Winter of Despair (A Gaslight Mystery)

Written by Cora Harrison
Review by Ilysa Magnus

Set in 1853 in London, this second in the Gaslight series again features Wilkie Collins as narrator and Charles Dickens as all-around detective, great novelist and smart aleck.

An artist has been discovered in his studio with his throat slashed. Around his body lay fragments of one of his paintings entitled A Winter of Despair. Collins recognizes the artist/victim as Edwin Milton-Hayes, one of his brother Charley’s artist friends, and an anticipated attendee at Wilkie’s mother’s upcoming dinner party. But why has he been murdered? What secrets was the murderer attempting to hide by cutting up a painting? And why was the artist painting a series of paintings with faceless people?

When Charley becomes the focus of suspicion and begins to act strangely, Wilkie and Dickens need to work quickly, piecing together the puzzle parts before he is arrested for murder.

As a Harrison aficionada, I looked forward to this second in the series. Harrison deftly taps into the heart and soul of Victorian London and the strata of society – from the slums to the studios of Pre-Raphaelite painters.
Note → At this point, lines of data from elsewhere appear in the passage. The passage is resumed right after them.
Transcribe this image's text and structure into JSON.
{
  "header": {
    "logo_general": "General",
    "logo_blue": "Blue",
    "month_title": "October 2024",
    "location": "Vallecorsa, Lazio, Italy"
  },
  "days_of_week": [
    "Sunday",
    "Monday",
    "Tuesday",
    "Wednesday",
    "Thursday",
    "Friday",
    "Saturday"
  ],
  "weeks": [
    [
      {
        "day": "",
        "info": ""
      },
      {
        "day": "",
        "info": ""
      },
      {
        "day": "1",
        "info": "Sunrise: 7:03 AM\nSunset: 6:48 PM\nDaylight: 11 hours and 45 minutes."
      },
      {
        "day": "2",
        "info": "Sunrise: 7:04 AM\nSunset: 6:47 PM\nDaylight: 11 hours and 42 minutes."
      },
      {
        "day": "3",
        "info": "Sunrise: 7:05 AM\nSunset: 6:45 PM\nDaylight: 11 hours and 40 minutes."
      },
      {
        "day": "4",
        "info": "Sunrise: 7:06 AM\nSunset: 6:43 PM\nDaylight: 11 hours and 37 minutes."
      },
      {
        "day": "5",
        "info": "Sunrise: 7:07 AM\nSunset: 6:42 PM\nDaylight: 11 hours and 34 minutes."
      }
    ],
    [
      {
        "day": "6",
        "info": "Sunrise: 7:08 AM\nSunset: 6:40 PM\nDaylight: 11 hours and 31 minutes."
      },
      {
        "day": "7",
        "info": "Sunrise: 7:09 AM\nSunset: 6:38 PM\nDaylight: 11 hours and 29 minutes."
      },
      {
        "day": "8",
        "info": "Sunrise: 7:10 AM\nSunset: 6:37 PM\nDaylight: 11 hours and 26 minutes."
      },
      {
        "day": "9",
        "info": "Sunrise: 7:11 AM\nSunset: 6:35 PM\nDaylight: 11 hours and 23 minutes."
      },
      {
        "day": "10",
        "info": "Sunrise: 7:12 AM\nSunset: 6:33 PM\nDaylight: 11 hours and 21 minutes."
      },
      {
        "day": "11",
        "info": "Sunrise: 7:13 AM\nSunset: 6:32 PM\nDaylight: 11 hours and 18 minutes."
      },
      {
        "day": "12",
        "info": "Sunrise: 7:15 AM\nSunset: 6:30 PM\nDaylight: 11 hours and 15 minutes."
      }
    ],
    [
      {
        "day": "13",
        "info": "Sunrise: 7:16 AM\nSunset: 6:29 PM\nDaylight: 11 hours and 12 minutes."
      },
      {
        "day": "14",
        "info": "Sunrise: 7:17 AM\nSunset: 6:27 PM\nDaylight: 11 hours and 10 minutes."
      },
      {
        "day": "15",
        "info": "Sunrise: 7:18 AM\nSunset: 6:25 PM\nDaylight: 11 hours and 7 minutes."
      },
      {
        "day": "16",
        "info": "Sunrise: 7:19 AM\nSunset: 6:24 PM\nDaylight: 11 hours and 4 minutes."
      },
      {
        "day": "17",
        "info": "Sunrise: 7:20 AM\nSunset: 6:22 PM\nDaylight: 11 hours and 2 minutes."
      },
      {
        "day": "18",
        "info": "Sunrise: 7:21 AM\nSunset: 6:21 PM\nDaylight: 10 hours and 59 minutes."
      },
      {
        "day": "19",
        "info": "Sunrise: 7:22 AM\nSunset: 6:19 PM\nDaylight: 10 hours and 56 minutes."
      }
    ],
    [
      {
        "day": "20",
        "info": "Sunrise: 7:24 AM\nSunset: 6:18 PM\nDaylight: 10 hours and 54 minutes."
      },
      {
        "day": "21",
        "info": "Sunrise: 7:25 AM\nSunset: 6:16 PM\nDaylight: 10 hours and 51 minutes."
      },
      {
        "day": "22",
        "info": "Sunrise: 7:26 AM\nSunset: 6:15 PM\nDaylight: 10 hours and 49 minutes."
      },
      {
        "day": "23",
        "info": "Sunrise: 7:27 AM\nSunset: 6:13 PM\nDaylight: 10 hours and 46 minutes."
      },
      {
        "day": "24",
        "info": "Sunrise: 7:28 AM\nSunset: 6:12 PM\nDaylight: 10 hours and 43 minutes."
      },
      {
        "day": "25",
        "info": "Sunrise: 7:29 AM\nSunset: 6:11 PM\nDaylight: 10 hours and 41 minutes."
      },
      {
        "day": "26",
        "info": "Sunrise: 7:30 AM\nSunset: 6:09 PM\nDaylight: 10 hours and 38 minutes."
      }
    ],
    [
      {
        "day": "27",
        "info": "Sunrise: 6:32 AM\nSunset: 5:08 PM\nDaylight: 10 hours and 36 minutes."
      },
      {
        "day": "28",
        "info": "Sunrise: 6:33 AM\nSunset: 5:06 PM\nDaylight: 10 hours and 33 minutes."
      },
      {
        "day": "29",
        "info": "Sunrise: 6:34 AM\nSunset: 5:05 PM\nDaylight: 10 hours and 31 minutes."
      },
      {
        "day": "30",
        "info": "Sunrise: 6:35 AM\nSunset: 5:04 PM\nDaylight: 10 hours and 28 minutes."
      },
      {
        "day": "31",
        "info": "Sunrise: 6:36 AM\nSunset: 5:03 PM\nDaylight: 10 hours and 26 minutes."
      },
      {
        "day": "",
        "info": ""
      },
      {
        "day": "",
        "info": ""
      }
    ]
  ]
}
For some reason though, this story seemed too forced and the characters underdeveloped.